Week Ahead (21 February)
Monday 21 February - Truss and Šefčovic to attend EU-U.K. Withdrawal Agreement Joint Committee meeting
The EU-UK Committee on the Withdrawal Agreement will formally meet today for the first time since June 2021 to push for a conclusion to the long-standing issue of Northern Ireland’s trade position post-Brexit. Inter-party talks have been ongoing for many months; a breakthrough in the areas of medicinal supply to Northern Ireland from the rest of the UK is the only confirmed achievement talks to date, although some understanding on the future of customs arrangements has also been agreed.
Today’s meeting is taking place against the backdrop of Russian aggression against Ukraine, which both the UK and EU are opposed to, and as such serious disagreements are unlikely to be aired between the sides. Indeed, the UK Foreign Secretary, Liz Truss, has said that she wants the Northern Ireland Protocol issue to be settled so that a stronger relationship can be built which would allow both sides to focus on “external issues”, citing the Russian situation directly.
Tuesday, 22 February – CSO data on wholesale price index
On Tuesday, Ireland’s Central Statistics Office will release data incorporating imported and home produced goods sold by manufacturers and wholesale outlets.

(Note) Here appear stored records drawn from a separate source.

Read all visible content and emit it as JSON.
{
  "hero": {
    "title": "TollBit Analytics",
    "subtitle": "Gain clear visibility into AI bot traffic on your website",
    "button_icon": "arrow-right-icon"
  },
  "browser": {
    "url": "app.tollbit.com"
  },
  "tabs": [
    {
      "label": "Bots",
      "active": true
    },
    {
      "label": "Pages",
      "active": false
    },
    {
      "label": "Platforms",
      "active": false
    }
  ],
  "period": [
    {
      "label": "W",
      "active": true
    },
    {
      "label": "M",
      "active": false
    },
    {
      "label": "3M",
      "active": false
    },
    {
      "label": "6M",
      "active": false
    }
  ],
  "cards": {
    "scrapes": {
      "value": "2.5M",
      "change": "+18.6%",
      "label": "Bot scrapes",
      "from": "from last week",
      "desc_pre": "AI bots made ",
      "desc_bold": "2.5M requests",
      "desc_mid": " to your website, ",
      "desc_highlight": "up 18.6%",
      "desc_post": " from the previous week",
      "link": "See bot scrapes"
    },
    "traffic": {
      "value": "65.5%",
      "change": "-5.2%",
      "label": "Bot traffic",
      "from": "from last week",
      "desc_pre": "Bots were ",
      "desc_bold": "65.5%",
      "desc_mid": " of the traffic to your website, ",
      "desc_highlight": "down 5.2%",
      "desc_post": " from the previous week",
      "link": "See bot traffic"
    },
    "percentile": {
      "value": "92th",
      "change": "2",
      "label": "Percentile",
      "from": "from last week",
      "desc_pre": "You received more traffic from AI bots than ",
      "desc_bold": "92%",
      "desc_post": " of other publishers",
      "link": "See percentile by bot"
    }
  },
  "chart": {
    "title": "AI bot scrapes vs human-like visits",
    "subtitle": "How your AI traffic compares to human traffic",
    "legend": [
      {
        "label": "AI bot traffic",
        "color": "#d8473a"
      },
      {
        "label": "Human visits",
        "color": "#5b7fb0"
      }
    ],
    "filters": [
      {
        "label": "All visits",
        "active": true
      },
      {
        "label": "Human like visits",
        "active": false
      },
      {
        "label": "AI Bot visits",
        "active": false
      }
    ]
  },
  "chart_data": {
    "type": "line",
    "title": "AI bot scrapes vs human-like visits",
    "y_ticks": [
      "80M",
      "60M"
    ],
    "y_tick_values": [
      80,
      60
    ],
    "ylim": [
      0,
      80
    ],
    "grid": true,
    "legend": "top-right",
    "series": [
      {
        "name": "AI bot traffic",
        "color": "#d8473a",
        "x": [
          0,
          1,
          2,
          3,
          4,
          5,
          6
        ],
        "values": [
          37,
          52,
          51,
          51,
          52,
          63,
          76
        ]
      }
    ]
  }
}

Much of the focus will be on energy costs and specifically the Building Materials, Capital Goods and Energy Products indices covering home production and imports of these commodities.
Figures released in December show that there were very large increases in wholesale electricity prices during 2021, with prices up 260.4% compared to the 2020 average. Other wholesale energy fuels also increased in price, and the index for all energy products was up by 160.6% on 2020. These trends are likely to have continued into 2022 and will continue to fuel inflation. Irish consumer price inflation in December reached 5.5% - the highest level for two decades.
Wednesday, 23 February – New EU data act to be published
The new Data Act is expected to be introduced by the European Commission on 23 February. The possibility of a Data Act was brought up in February 2020, when the Commission issued a communication on a European strategy for data to facilitate business-to-government data sharing while serving the public interest and business-to-business data sharing.
Since then, the Commission has conducted an evaluation of the intellectual property rights framework and an inception impact assessment published in May 2021. The impact assessment outlined that the Data Act will address a number of key issues, including the use of privately held data by the public sector, data access and use in business-to-business situations, the role of the Database Directive, the increase of the use of “Smart Contracts”, and establishing more competitive markets for cloud computing services.
Wednesday, 23 February – Oireachtas Finance Committee to consider Buy-now-pay-later and other provisions of Consumer Protection (Regulation of Retail Credit and Credit Servicing Firms) Bill 2021
EU Member States are increasingly concerned about the role of BNPL providers. This concern at national level is well reflected by the decision of certain Member States, such as Germany, to apply some of the EU consumer credit directive’s provisions to all consumer credits, regardless of the interest rate charged.
In Ireland, the Consumer Protection (Regulation of Retail Credit and Credit Servicing Firms) Bill 2021 will bring BNPL providers under the Consumer Protection Code. The Bill will bring “deferred payments” and “other similar financial accommodation” within the definition of “credit”. It will also amend the definition of “retail credit firms” to include businesses providing direct or indirect credit. On Wednesday, Sean Fleming, Minister of State at the Department of Finance, will discuss the bill with members of the Oireachtas Committee on Finance, Public Expenditure and Reform, and Taoiseach.
Wednesday, 23 February – Bank of England Governor Andrew Bailey appears before the Treasury Committee
Bank of England Governor Andrew Bailey will appear before the Treasury Committee on 23 February. It is likely that Bailey will be questioned on his recent comments on pay rises, in which he stated that workers should not pressure their employers to raise wages since the economy needs time to recover from the record-high inflation. MPs are also likely to question why Bailey is focused on wage demands and not companies’ attempts to protect their profit margin by increasing prices.
MPs can also be expected to put pressure on Bailey to expose any ideological leanings which would see him discourage workers demanding higher salaries while he himself draws a salary of £500,000 a year.
Friday, 25 February – Eurostat data on energy prices in the EU
Eurostat is expected to publish the EU’s energy prices on 25 February. The price of natural gas has gone up by 450% in the last year, which has contributed significantly to high inflation throughout the EU. In recognition of the negative impact this is having on consumers, the European Commission will issue a communication on rising energy costs on 3 March ahead of launching a new strategy on international energy engagement on 3 May.